How could I decorate the tree without crying over the memories? Baby’s 1st Christmas 1984. A tree-top angel made out of a lace doily. A blue delft disc from the Dutch Festival. The golden boot from the Salt Lake City Olympics.

Yet, as I struggled, Christmas became more real than ever. Emmanuel, the incarnation—God becoming man—that is the blessing of grief for me.

(P.S.S.) Many of you have heard this story before, but I felt led to share it again this year.

OCTOBER’S BOOKS

Thanks to all of you who took part in my very first blog giveaway! Liz Dent won A Texas Christmas and Cynthia won Romanian Rhapsody.

PSST: Tuesday in NATIONAL GERMAN AMERICAN DAY. Love’s Glory (http://www.amazon.com/Loves-Christian-Historical-Romance-Holidays-ebook/dp/B00YSY018K/) is free all day, and four books of the Texas Trails series will be given away at my German American Celebration at https://www.facebook.com/events/448793798655051

Now let’s discover the books being offered this month. Two lucky winners will one of the books. You increase your chances by commenting on the weekly blogs, liking my page on Facebook, following me on Twitter and signing up for my newsletter. Mention the Facebook, Twitter, and the newsletter in your comments.

FINAL MOA vol 1This month’s new book was released on September 25th: Christmas Mail Order Angels: A Collection of 6 Historical Romantic Novellas of Mail Order Brides.

A few years ago I developed an idea for a long book about twelve mail order couples.

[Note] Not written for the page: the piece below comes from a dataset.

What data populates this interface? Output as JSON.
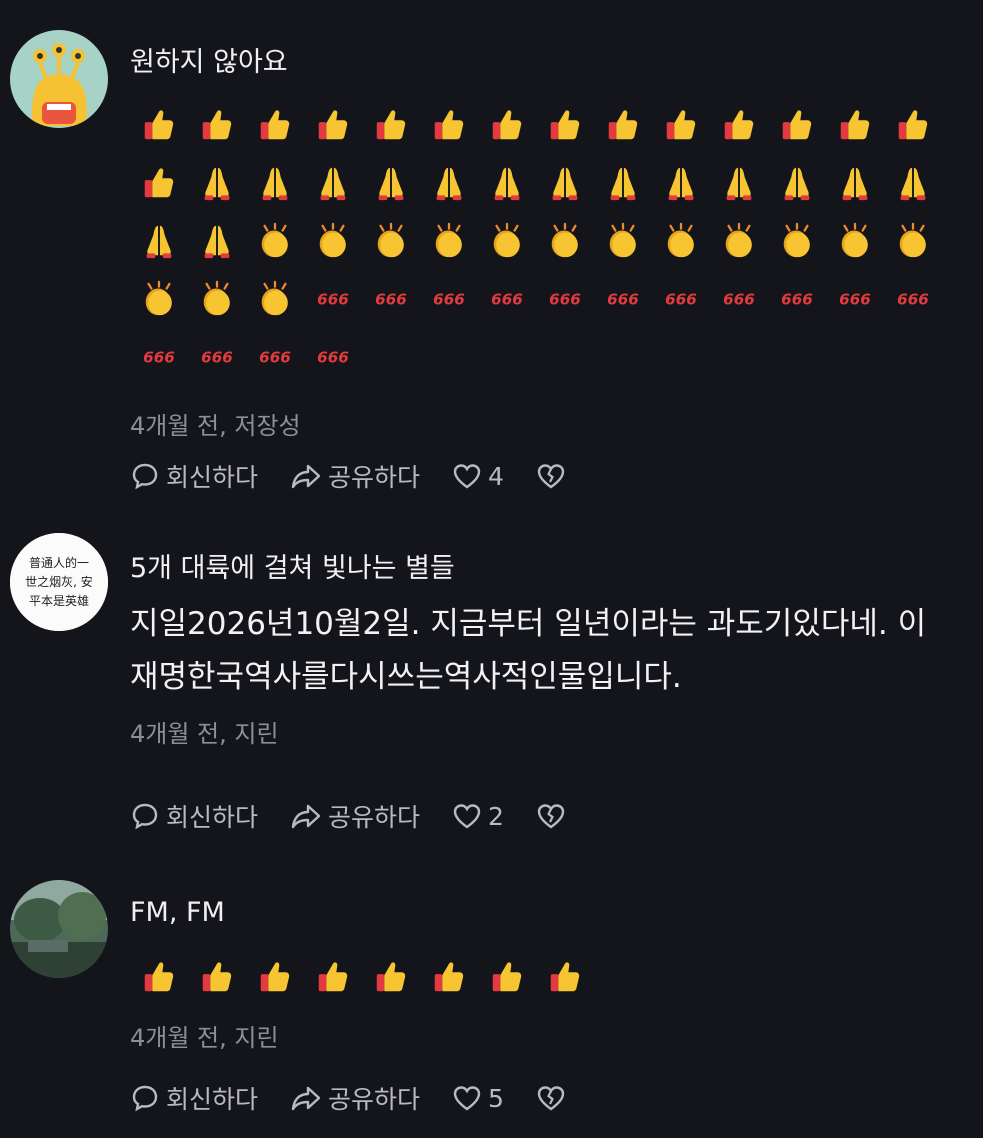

A miner who hadn’t made much money panning for gold talks his best friend, the well-to-do store owner, into advertising for mail order brides.

After research, I decided the Black Hills Gold Rush of the 1870s was the perfect setting. Think Deadwood, but the discovery involved Wyoming as well. I chose Crook County, Wyoming, since I’ve actually spent some time in the state.

As for the bride, my store owner wanted to seek a bride from his father’s home town—Merville, Maine—like Abraham’s instructions to Eliezer.

I never finished the long book, so when I jumped into indie publishing, I realized 12 couples=12 novellas! I wrote the first book, Jacob’s Christmas Dream, which pairs the store-owner with the Merville pastor’s daughter. This month’s offering contains the first six stories from the eleven that ended up in the collection. In addition to my novella, Christmas Mail Order Angels includes The Reliable Cowboy by Susan Page Davis, Christmas Gold by Cynthia Hickey, A Christmas Rose by Brandi Boddie, Christmas Fire by Jennifer AlLee, and Cooking Up Christmas by Teresa Ives Lily.

Christmas Mail Order Angels: http://www.amazon.com/Christmas-Mail-Order-Angels-collection-ebook/dp/B015RN2J8U/

Jacob’s Christmas Dream: http://www.amazon.com/Christmas-Christian-Historical-Romantic-Novella-ebook/dp/B013J2AR76/haveDarlene Franklin lone star trail

For the featured release, I turned to Oktoberfest and German American Day on October 6th for inspiration. Three of my books focus on German American immigrants,

The featured book, Lone Star Trail, is the first book at the Texas Trails series. It’s set in 1847, a critical time in Texas’s history: Texas became part of the United States and was the battleground of the War with Mexico. More importantly, the German Verein was in full swing. Thousands of Germans emigrated to Texas in the 1830s and 1840s, settling dozens of communities, such as New Braunfels to Fredericksburg. My hero, Jud Morgan, lost his father at the Alamo; he resents the Germans flooding Victoria, but he can’t help being drawn to Wande Fleischer. Relive the experience of the German immigrants and the excitement of the era in Lone Star Trail at http://www.amazon.com/Lone-Star-Trail-Texas-Book-ebook/dp/B005NFG4VG/

Other of my books celebrating German Americans:

A Ranger’s Trail http://www.amazon.com/Rangers-Trail-Texas-Book-ebook/dp/B006YYGUFK/

Love’s Glory http://www.amazon.com/Loves-Christian-Historical-Romance-Holidays-ebook/dp/B00YSY018K/

WRITING NEWS & TIPS 9/21/15-10/12/15

Mark as many of these events as interest you on your calendar!

 

TODAY’S WRITING TIP

My hope is to give you bite-sized writing tips. I’m starting about with the most basic advice a writer must know:

Rule #1: Read, read, read. Especially the genre you want to write, but read a variety of books.

Rule #2: Write, write, write. Write every day, even if only for five minutes.

Follow those two rules, and you’re on your way to being a writer.